Meraki is OK gear but the ongoing costs forever to keep managing them might be annoying. I likely wouldn’t choose an entirely unknown hardware vendor for wireless. There are some subtle RF issues that could come to light that might not be fixable without deep engineer knowledge, and you don’t have any guarantees the local company will even be around for the life of your installation, and you don’t really know what level of support they can offer. Of course the big boys can close (or more likely merge/get bought) as well but usually their warranties and support are valid at least until they end in almost all cases.
Yeah; as much trouble as Ruckus and UniFi had getting their heads around .ac, I’d be hesitant to let a newcomer run a piece of important infrastructure for me. Aruba, Ruckus or Meraki are all fine as long as the system is well engineered / designed. They cost a bit too much per AP to just throw them in and hope for the best like you can with Unifi.
I helped a school move to meraki. They had a lot of success with them but my pick would be Ruckus or Aruba. We use Aruba at our main campus and Ruckus at our regionals, From what I am observing, Aruba is so good when you want to just be able to throw an AP at a problem without worrying about overlap and cross talk. We’ve found Ruckus to be great when you want to add as few AP’s as possible into an area.
In our downtown Chicago location we had Aruba installed with 3 AP’s spread out across the building. Do the insane blanket of wifi we had in that area we received wifi complaints almost every day. We moved to ruckus and have not heard anything since. Really though, both are great products. I would just look at which one you think will be easier to manage on a day to day basis

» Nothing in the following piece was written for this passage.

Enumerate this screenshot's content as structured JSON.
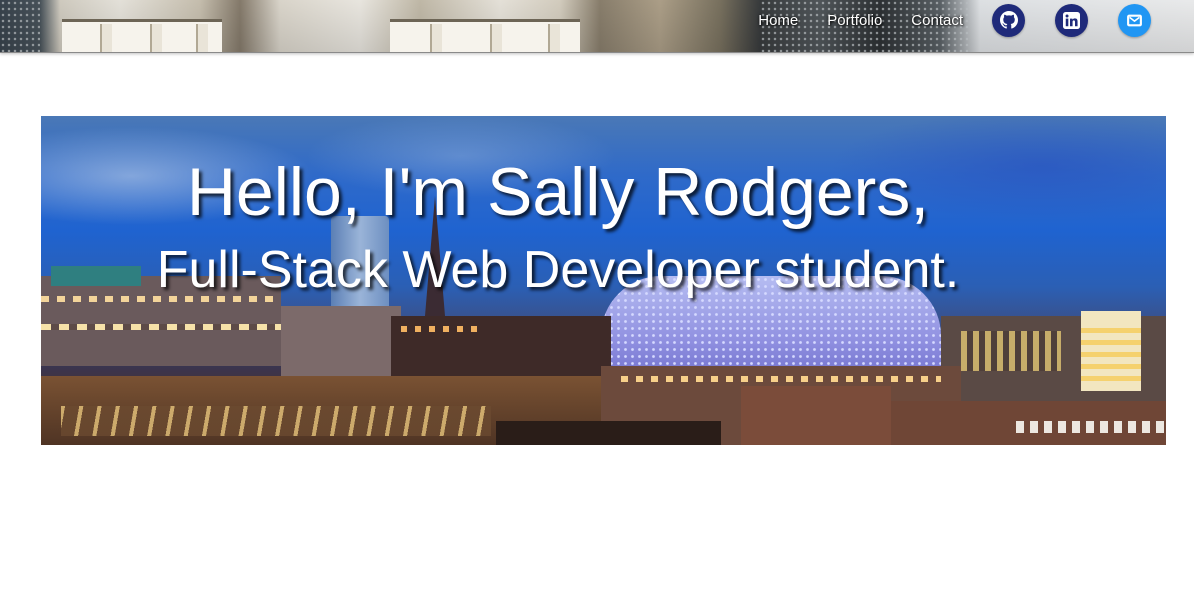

Went from Sonicwall APs to Ruckus 500 and 700’s with a ZoneDirector. Moving from Sonicwall APs to two cans and a string would be an improvement so I’m of course delighted with my Ruckus. The coverage and density are great.
I’ve had all of them and they all excelled at different things. Ruckus for all around fit, function, and cost. Our Aruba had more features than Ruckus but was much harder to setup. Meraki works great and gives great visibility but has the higher ongoing cost and reviews show their radios aren’t as good as others. Ubiquiti has been our latest and we run the newer AC Pro’s at 6 of our 8 campuses and love them for the value and speed they provide. Not as many bells and whistles as the others but we don’t see a lot of wireless clients/traffic actually so it works out well. The other two are larger campuses and we have Ruckus.
Ruckus has been our choice and it’s been great. ZD3025, 34 AP’s, and we usually have around 500 concurrent users per day. We’re a mixed church and school with 1:1 Chromebooks for a couple of hundred high schoolers and rolling iPad carts everywhere else. The church staff is Windows and Mac. Thanks to a professional design and install Ruckus has been extremely stable.
We moved from older UniFi gear to Ruckus ZD3000 + R700 APs (about 6 months before they released R710’s… boo)
I loved UniFi for the price point and manageability once you got past the fact that they were so Java dependent and each Java update threatened our controller (and took it down at times). We just had too many issues of WiFi “coming and going” so we decided to engage an integrator.
We couldn’t afford an in-person site-survey, but we sent structural floor plans to an integrator who ran it through some software and made some tweaks based on photos and descriptions.
In the end, we wound up with Ruckus R700’s and I’ve placed them as close to where the integrator recommended as I could. We’ll probably get an in-person site survey one of these days to make sure we’re making the most of our hardware, but I’m pretty happy with the outcome overall.